What is chronic kidney disease (CKD)?
Chronic kidney disease is the final common pathway in many different diseases that affect the kidney. Common causes include inflammations of the glomeruli (glomerulonephritis), inherited conditions such as polycystic kidney disease as well as chronic high blood pressure (hypertension) and diabetes mellitus.1
Chronic kidney disease is characterised by a progressive loss of renal function. Depending on the activity of the underlying disease process, renal function may be lost slowly or rapidly. The end stage of kidney failure may develop over many years or within only a few months.2
Stages of chronic kidney disease
Defined by the level of the kidney function (glomerular filtration rate, GFR), there are five stages of chronic kidney disease (according to KDIGO Guidelines2). Stage 1 (GFR < 90 ml/min/1.73 m2) is the earliest, while stage 5 (GFR < 15 ml/min/1.73 m2) represents overt kidney failure. This stage is also called end-stage kidney disease (ESKD) or end-stage renal disease (ESRD). At this point, less than 15 % of the kidney tissue is working and dialysis is necessary for survival.2,3
- National Kidney Foundation www.kidney.org/atoz/content/about-chronic-kidney-disease (accessed 13.02.2019)
- Kidney Disease: Improving Global Outcomes (KDIGO) CKD Work Group (2013): KDIGO 2012 Clinical Practice Guideline for the Evaluation and Management of Chronic Kidney Disease.

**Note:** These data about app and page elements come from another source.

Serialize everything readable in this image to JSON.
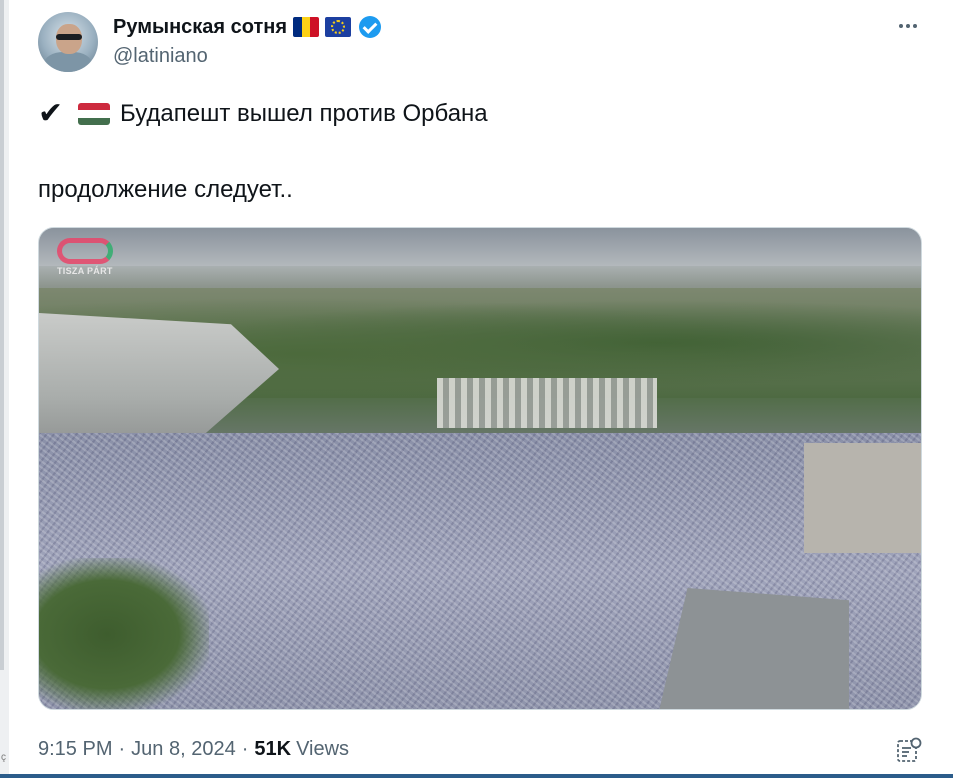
{
  "author": {
    "display_name": "Румынская сотня",
    "handle": "@latiniano",
    "flags": [
      "flag-romania-icon",
      "flag-eu-icon"
    ],
    "verified_icon": "verified-badge-icon"
  },
  "tweet": {
    "line1_icon": "check-mark-icon",
    "line1_check": "✔",
    "line1_flag": "flag-hungary-icon",
    "line1_text": "Будапешт вышел против Орбана",
    "line2_text": "продолжение следует.."
  },
  "media": {
    "watermark_text": "TISZA PÁRT"
  },
  "meta": {
    "time": "9:15 PM",
    "date": "Jun 8, 2024",
    "separator": "·",
    "views_count": "51K",
    "views_label": "Views"
  },
  "colors": {
    "accent_blue": "#1d9bf0",
    "text_primary": "#0f1419",
    "text_secondary": "#536471",
    "hungary_red": "#cd2a3e",
    "hungary_green": "#436f4d",
    "romania_blue": "#002b7f",
    "romania_yellow": "#fcd116",
    "romania_red": "#ce1126"
  }
}
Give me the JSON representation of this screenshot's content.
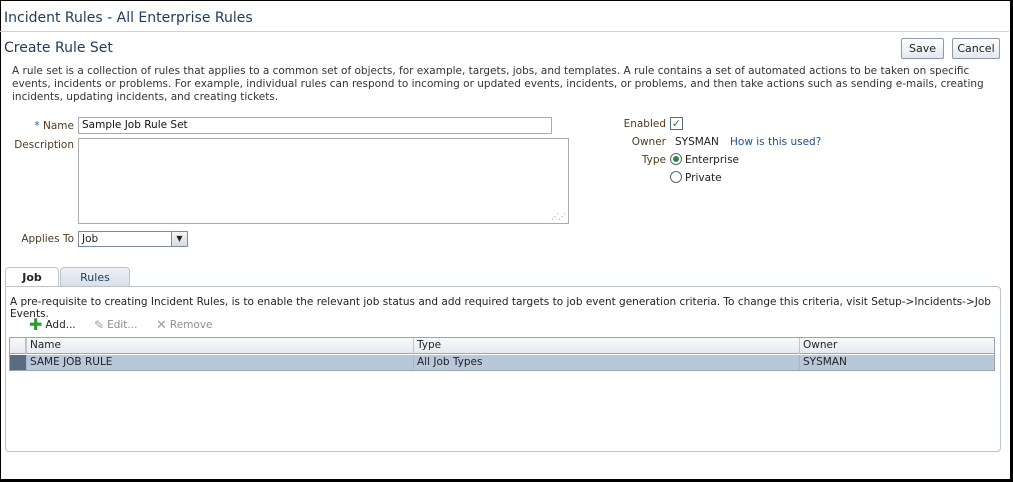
{
  "window": {
    "title": "Incident Rules - All Enterprise Rules"
  },
  "page": {
    "title": "Create Rule Set"
  },
  "actions": {
    "save": "Save",
    "cancel": "Cancel"
  },
  "intro": "A rule set is a collection of rules that applies to a common set of objects, for example, targets, jobs, and templates. A rule contains a set of automated actions to be taken on specific events, incidents or problems. For example, individual rules can respond to incoming or updated events, incidents, or problems, and then take actions such as sending e-mails, creating incidents, updating incidents, and creating tickets.",
  "form": {
    "name_required_marker": "*",
    "name_label": "Name",
    "name_value": "Sample Job Rule Set",
    "description_label": "Description",
    "description_value": "",
    "applies_to_label": "Applies To",
    "applies_to_value": "Job",
    "enabled_label": "Enabled",
    "enabled_checked": true,
    "owner_label": "Owner",
    "owner_value": "SYSMAN",
    "owner_help_link": "How is this used?",
    "type_label": "Type",
    "type_options": [
      {
        "label": "Enterprise",
        "selected": true
      },
      {
        "label": "Private",
        "selected": false
      }
    ]
  },
  "tabs": [
    {
      "label": "Job",
      "active": true
    },
    {
      "label": "Rules",
      "active": false
    }
  ],
  "job_tab": {
    "prerequisite_text": "A pre-requisite to creating Incident Rules, is to enable the relevant job status and add required targets to job event generation criteria. To change this criteria, visit Setup->Incidents->Job Events.",
    "toolbar": {
      "add": "Add...",
      "edit": "Edit...",
      "remove": "Remove"
    },
    "table": {
      "columns": [
        "Name",
        "Type",
        "Owner"
      ],
      "rows": [
        {
          "name": "SAME JOB RULE",
          "type": "All Job Types",
          "owner": "SYSMAN"
        }
      ]
    }
  },
  "icons": {
    "add": "plus-icon",
    "edit": "pencil-icon",
    "remove": "x-icon",
    "select": "chevron-down-icon",
    "enabled": "check-icon"
  }
}
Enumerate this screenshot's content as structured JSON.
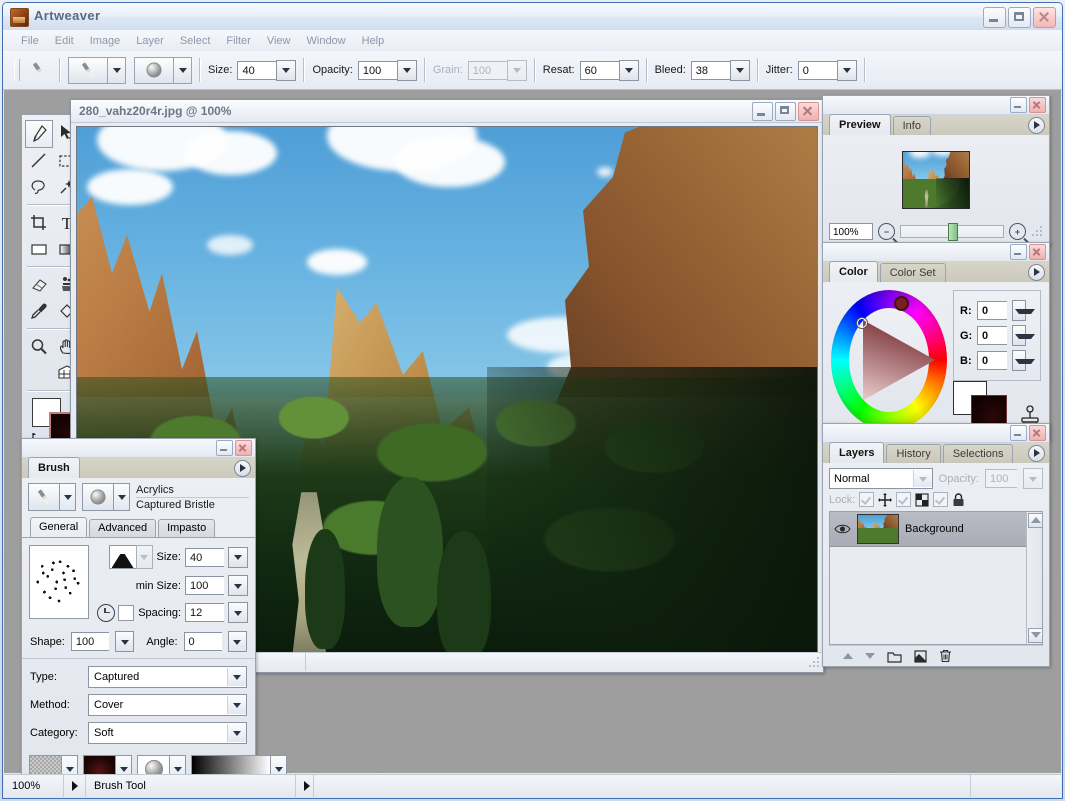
{
  "app": {
    "title": "Artweaver",
    "icon": "app-icon",
    "window_buttons": [
      "minimize",
      "maximize",
      "close"
    ]
  },
  "menu": {
    "items": [
      "File",
      "Edit",
      "Image",
      "Layer",
      "Select",
      "Filter",
      "View",
      "Window",
      "Help"
    ]
  },
  "options_bar": {
    "tool_icon": "brush-icon",
    "brush_preset_icon": "brush-preset-icon",
    "texture_preset_icon": "texture-preset-icon",
    "fields": [
      {
        "label": "Size:",
        "value": "40",
        "enabled": true
      },
      {
        "label": "Opacity:",
        "value": "100",
        "enabled": true
      },
      {
        "label": "Grain:",
        "value": "100",
        "enabled": false
      },
      {
        "label": "Resat:",
        "value": "60",
        "enabled": true
      },
      {
        "label": "Bleed:",
        "value": "38",
        "enabled": true
      },
      {
        "label": "Jitter:",
        "value": "0",
        "enabled": true
      }
    ]
  },
  "toolbox": {
    "tools": [
      {
        "name": "brush-tool",
        "selected": true
      },
      {
        "name": "move-tool",
        "selected": false
      },
      {
        "name": "line-tool",
        "selected": false
      },
      {
        "name": "rect-select-tool",
        "selected": false
      },
      {
        "name": "lasso-tool",
        "selected": false
      },
      {
        "name": "magic-wand-tool",
        "selected": false
      },
      {
        "name": "crop-tool",
        "selected": false
      },
      {
        "name": "text-tool",
        "selected": false
      },
      {
        "name": "rectangle-tool",
        "selected": false
      },
      {
        "name": "gradient-tool",
        "selected": false
      },
      {
        "name": "eraser-tool",
        "selected": false
      },
      {
        "name": "clone-stamp-tool",
        "selected": false
      },
      {
        "name": "eyedropper-tool",
        "selected": false
      },
      {
        "name": "paint-bucket-tool",
        "selected": false
      },
      {
        "name": "zoom-tool",
        "selected": false
      },
      {
        "name": "hand-tool",
        "selected": false
      },
      {
        "name": "grid-tool",
        "selected": false
      }
    ],
    "foreground_color": "#ffffff",
    "background_color": "#1a0303"
  },
  "document": {
    "title": "280_vahz20r4r.jpg @ 100%",
    "window_buttons": [
      "minimize",
      "maximize",
      "close"
    ],
    "status": {
      "zoom": "100%",
      "tool": "Brush Tool"
    }
  },
  "preview_panel": {
    "tabs": [
      {
        "label": "Preview",
        "active": true
      },
      {
        "label": "Info",
        "active": false
      }
    ],
    "zoom_value": "100%",
    "zoom_out_icon": "zoom-out-icon",
    "zoom_in_icon": "zoom-in-icon",
    "menu_icon": "panel-menu-icon"
  },
  "color_panel": {
    "tabs": [
      {
        "label": "Color",
        "active": true
      },
      {
        "label": "Color Set",
        "active": false
      }
    ],
    "channels": [
      {
        "label": "R:",
        "value": "0"
      },
      {
        "label": "G:",
        "value": "0"
      },
      {
        "label": "B:",
        "value": "0"
      }
    ],
    "foreground_color": "#ffffff",
    "background_color": "#1a0303",
    "picker_icon": "color-picker-icon",
    "menu_icon": "panel-menu-icon"
  },
  "layers_panel": {
    "tabs": [
      {
        "label": "Layers",
        "active": true
      },
      {
        "label": "History",
        "active": false
      },
      {
        "label": "Selections",
        "active": false
      }
    ],
    "blend_mode": "Normal",
    "opacity_label": "Opacity:",
    "opacity_value": "100",
    "lock_label": "Lock:",
    "lock_icons": [
      "lock-move-icon",
      "lock-transparency-icon",
      "lock-all-icon"
    ],
    "layers": [
      {
        "name": "Background",
        "visible": true,
        "locked": true,
        "selected": true
      }
    ],
    "footer_icons": [
      "move-layer-up-icon",
      "move-layer-down-icon",
      "new-group-icon",
      "new-layer-icon",
      "delete-layer-icon"
    ],
    "menu_icon": "panel-menu-icon"
  },
  "brush_panel": {
    "title_tab": "Brush",
    "menu_icon": "panel-menu-icon",
    "variant_icon": "brush-variant-icon",
    "texture_icon": "brush-texture-icon",
    "category_name": "Acrylics",
    "variant_name": "Captured Bristle",
    "tabs": [
      {
        "label": "General",
        "active": true
      },
      {
        "label": "Advanced",
        "active": false
      },
      {
        "label": "Impasto",
        "active": false
      }
    ],
    "general": {
      "size_label": "Size:",
      "size_value": "40",
      "min_size_label": "min Size:",
      "min_size_value": "100",
      "spacing_label": "Spacing:",
      "spacing_value": "12",
      "shape_label": "Shape:",
      "shape_value": "100",
      "angle_label": "Angle:",
      "angle_value": "0",
      "curve_icon": "brush-profile-icon",
      "timing_icon": "timing-clock-icon"
    },
    "selects": [
      {
        "label": "Type:",
        "value": "Captured"
      },
      {
        "label": "Method:",
        "value": "Cover"
      },
      {
        "label": "Category:",
        "value": "Soft"
      }
    ],
    "material_pickers": [
      "paper-texture-picker",
      "pattern-picker",
      "grain-picker",
      "gradient-picker"
    ]
  },
  "status_bar": {
    "zoom": "100%",
    "tool": "Brush Tool"
  }
}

In: Kidney Int Suppl 3, S. 1–150.)
- National Kidney Foundation www.kidney.org/atoz/content/gfr (accessed 15.2.19)